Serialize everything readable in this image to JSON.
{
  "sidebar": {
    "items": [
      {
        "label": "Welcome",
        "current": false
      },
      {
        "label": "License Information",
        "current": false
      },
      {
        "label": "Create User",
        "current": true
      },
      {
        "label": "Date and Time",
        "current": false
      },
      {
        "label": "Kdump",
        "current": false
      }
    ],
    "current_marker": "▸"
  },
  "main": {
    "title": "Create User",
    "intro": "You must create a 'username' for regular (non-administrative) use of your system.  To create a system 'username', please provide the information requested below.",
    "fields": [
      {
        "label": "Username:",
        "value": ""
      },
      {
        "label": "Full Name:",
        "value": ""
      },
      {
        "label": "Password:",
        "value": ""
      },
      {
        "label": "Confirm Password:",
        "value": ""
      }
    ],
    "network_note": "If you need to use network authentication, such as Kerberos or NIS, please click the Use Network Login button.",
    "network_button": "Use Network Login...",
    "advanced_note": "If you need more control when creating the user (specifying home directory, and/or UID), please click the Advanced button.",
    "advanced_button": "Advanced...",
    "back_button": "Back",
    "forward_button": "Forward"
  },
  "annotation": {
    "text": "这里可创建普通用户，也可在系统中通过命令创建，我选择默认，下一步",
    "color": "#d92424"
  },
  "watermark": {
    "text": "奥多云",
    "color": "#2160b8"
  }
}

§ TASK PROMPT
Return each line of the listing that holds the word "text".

§ SOLVED EXERCISE
    "text": "这里可创建普通用户，也可在系统中通过命令创建，我选择默认，下一步",
    "text": "奥多云",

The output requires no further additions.